The cold atmosphere hit me as I walked into the house. I inhaled the smell of Beer and puke. It made me sick to my stomach by the time I finally reached the room. I stuffed half the food under the bed, then set up the rest of it for a feast. Kate walked into the room cleanly showered.
"Hey." Her voice was raspy and unclear. She still had that bad cold.
"Lets eat," I nodded to the food.
"A feast? What's the occasion?"
"I was hungry, no doubt you are too?"
"Of course, aren't we always?"
I sat down to eat, and that ended our conversation. We stuffed our face, and never said a word. We don't talk much. We are too focused on living. We take day by day; eating what we have, when we have it. It's all about surviving.
Feeling content, I got ready for bed. Kate was already asleep on the mattress. She looked so peaceful and happy. I wish she always looked like this. Her face was glowing, and her breaths were even. I slipped into bed next to her. She was breathing softly in my ear, and I liked it. It's like a rhythmic drum putting me to sleep.
While I closed my eyes, I smiled to myself. I felt like I was going to explode. It was the best feeling I have felt since before I can remember. I was so full. Lately I am so used to the gnawing at my stomach, that when the pain stops it feels like heaven. I wish this moment of peace and comfort could go on forever, but everything ends at one point.

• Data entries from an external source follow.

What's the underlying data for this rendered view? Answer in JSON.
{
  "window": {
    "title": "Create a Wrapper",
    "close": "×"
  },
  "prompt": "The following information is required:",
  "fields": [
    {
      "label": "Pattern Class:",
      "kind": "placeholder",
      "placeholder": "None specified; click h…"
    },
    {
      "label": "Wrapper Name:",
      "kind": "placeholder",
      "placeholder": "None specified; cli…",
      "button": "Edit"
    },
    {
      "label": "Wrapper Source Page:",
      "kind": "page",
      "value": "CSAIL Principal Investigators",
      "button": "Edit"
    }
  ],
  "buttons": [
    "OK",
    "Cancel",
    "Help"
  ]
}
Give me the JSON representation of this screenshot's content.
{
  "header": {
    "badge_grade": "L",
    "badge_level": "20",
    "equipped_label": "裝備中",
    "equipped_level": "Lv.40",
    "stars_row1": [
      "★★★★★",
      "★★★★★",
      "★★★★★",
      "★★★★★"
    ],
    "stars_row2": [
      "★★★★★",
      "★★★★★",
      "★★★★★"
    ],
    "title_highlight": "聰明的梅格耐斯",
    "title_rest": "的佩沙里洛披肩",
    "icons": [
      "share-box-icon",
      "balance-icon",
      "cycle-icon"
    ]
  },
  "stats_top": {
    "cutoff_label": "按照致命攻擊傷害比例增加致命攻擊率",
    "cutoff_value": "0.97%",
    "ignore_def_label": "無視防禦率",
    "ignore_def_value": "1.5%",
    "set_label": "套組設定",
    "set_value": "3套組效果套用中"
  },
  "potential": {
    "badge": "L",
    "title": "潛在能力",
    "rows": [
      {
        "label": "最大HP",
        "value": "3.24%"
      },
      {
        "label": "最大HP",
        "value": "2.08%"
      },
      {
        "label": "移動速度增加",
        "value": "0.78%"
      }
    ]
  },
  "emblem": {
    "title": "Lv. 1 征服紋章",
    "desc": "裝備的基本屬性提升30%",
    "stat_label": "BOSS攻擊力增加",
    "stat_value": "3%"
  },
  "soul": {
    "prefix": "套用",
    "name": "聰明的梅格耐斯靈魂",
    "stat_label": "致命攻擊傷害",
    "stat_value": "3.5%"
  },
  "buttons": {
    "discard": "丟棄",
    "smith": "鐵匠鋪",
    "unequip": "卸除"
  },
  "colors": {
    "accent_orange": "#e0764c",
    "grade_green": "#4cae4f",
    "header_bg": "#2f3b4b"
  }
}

I usually love mornings on the bus for two reason. First, it brings me to school; which is another safe haven. Also, everyone is tired and I can breathe, and think easily, but thinking can be dangerous for me. While I love thinking of the future, when I think of the past it brings pain and tears. Tears force me to wipe my eyes, and there I feel the scar from Dad's belt. It brings back memories about the days I can hardly remember. The only thing that proves the pain I went through is all the scars. I have them all around my body. It's like they don't want to be forgotten. I wish they'd disappear.
Our bus was late to school, and I had about a minute to get to class. It didn't matter though. I put my backpack in my locker, then arrived at class . Taking my seat next to Derek I sighed. It was time to learn Derek's awful life. Quickly, he started complaining. What a child! Thats all he ever did. Hasn't he ever heard of being grateful?
"I have a new curfew. It's horrible, man! 8 o'clock. My parents just have their mind set on ruining my life!" Derek waited for a response from his friend. I said something before I could stop myself.
"Derek. Just shut up! Your life is not horrible. You get dinner every night. You have more then 5 shirts. The only chore you have is cleaning your room! Yeah your parents gave you a curfew! Get over it! At least your parents want you home every night. My dad doesn't care. It would be easier if i was dead! I would trade life's with you any day." I was almost screaming. Noting this, I lowered my voice. "You have it easy. I hope you know that." When I finished; Derek was gaping at me. I just turned around not waiting for a response. Life isn't about waiting, it's about being prepared and surviving.